Staunch believed he’d been playing OK, but went out and tried even harder, with the Royals getting up to win. After the game, Owens confronted Matson and said: “What the bloody hell was that half-time burst about?” Matson replied with a wry smile. “You silly bastard, Staunch, didn’t you see the disgusted looks on the faces of the other guys. They were all ashamed of themselves the way they were playing and to hear you get blamed for it really stirred them up.”
The Daily News wrote: “As a coach, the most glowing tribute to his qualities would be paid by the players who served under him. In this capacity, the members of the East Perth team would know him best. These and other footballers credit him with being a genius as coach.” That 18 of his charges have been inducted into the East Perth Hall of Fame indicates Matson knew how to bring out the best in a player. The select 18 are: Ernest “Ike” Allen (right), Reg “Nashy” Brentnall, Hugh “Bonny” Campbell, Larry “Plum” Duffy, Wally Fletcher, Harry “Nugget” Gepp, Jackie Guhl, Bert Harrold, William “Paddy” Hebbard, Archie Herd, Charlie McKenzie, George “Staunch” Owens, Henry “Harry” Sherlock, Val Sparrow, William “Billy” Thomas, William “Digger” Thomas, Ben Wallish and Albert “Nails” Western.
All up, Matson played and/or coached nine clubs and was involved in 13 premiership (five as a player, four as player/coach and four as coach) and four runner-up teams in 25 completed seasons. The Matson football family tree warrants an article in itself. Those who’ve appeared in the WAFL bearing the Matson name include sons Phil junior (22 games with East Perth in 1932) and Russell (11, Perth, 1927-29), nephew Don (82, East Perth, 1947-53) and another relative, Bill (23, East Perth, 1968-74).
• This article is an extract from the recently released 1919 The Royal Domination Begins, a 44-page, A4-sized commemorative book, compiled by East Perth Football Club historian Pete Carter and Royals aficiandos Nick Di Campli and James Sansalone. In addition to match reports based on newspapers of the day, the book highlights the issues surrounding the WAFL when football resumed after World War I, profiles several East Perth premiership stars, and dissects the controversy surrounding the Challenge (Grand) Final.

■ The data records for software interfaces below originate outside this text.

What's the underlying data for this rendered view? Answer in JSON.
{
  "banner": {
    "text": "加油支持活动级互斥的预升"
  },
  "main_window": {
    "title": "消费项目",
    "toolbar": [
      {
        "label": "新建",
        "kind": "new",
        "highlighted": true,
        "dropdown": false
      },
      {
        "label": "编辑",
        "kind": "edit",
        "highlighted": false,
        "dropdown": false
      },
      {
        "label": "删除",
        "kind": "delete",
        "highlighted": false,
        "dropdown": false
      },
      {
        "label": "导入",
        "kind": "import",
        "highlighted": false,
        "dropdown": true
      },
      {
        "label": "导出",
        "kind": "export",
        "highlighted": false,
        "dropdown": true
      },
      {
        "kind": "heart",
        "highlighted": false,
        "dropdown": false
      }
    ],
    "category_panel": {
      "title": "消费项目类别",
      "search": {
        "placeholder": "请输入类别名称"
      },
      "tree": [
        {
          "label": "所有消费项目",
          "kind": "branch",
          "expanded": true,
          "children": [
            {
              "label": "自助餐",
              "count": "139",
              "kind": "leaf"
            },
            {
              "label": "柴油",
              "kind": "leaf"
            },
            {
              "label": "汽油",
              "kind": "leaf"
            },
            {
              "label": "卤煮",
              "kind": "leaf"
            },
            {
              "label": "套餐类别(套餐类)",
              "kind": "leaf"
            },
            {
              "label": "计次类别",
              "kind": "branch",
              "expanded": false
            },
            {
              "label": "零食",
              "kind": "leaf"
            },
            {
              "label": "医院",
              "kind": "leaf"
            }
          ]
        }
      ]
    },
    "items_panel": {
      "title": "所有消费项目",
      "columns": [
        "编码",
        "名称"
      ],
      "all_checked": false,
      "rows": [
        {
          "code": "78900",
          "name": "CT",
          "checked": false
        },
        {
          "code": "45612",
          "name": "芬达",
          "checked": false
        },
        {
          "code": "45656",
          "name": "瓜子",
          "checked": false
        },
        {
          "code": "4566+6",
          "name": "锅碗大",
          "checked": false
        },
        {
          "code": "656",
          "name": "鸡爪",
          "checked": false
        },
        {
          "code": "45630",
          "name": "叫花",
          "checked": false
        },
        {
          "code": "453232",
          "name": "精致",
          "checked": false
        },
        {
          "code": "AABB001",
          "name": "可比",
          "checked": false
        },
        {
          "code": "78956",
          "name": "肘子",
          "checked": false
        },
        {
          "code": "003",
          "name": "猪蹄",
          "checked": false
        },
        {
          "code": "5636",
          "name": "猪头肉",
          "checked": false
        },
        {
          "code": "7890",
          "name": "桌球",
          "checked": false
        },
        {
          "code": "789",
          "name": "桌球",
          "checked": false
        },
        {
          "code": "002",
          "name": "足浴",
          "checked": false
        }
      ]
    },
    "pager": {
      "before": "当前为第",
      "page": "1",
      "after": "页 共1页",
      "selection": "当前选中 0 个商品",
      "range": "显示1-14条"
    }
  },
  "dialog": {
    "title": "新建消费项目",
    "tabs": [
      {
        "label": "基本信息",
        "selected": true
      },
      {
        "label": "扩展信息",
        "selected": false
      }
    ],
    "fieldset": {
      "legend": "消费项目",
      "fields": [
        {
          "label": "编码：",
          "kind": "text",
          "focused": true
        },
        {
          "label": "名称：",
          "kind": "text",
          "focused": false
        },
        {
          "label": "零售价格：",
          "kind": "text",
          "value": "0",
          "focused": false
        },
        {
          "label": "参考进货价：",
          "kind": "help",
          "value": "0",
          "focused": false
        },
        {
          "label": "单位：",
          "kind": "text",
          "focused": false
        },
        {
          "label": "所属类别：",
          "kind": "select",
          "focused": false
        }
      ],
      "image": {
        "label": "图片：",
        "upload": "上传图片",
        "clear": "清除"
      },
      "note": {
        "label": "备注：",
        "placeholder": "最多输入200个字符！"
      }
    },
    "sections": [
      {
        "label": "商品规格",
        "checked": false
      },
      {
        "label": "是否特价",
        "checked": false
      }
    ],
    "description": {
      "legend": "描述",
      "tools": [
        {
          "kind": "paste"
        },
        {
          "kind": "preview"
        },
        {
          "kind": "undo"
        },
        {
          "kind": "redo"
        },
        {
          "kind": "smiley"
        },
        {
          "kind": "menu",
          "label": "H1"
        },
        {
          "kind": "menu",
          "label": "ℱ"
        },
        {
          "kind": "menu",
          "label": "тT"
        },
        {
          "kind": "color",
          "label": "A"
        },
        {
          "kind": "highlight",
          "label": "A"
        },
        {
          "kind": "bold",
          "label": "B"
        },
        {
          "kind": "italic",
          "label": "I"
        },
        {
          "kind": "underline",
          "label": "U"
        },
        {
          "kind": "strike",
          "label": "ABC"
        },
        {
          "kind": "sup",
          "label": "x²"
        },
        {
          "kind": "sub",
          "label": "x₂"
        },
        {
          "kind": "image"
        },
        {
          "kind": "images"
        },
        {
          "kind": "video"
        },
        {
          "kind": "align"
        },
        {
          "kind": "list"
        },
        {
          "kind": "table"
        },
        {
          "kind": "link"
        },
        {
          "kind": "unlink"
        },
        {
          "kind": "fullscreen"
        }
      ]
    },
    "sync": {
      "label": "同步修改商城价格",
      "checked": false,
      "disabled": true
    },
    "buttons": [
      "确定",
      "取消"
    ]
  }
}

Pete intends writing a book on each of the six Royals premierships that quickly followed the 1919 success.
1919 The Royal Domination Begins costs $25 and can be obtained by emailing firstname.lastname@example.org or phoning (08) 9443 2259.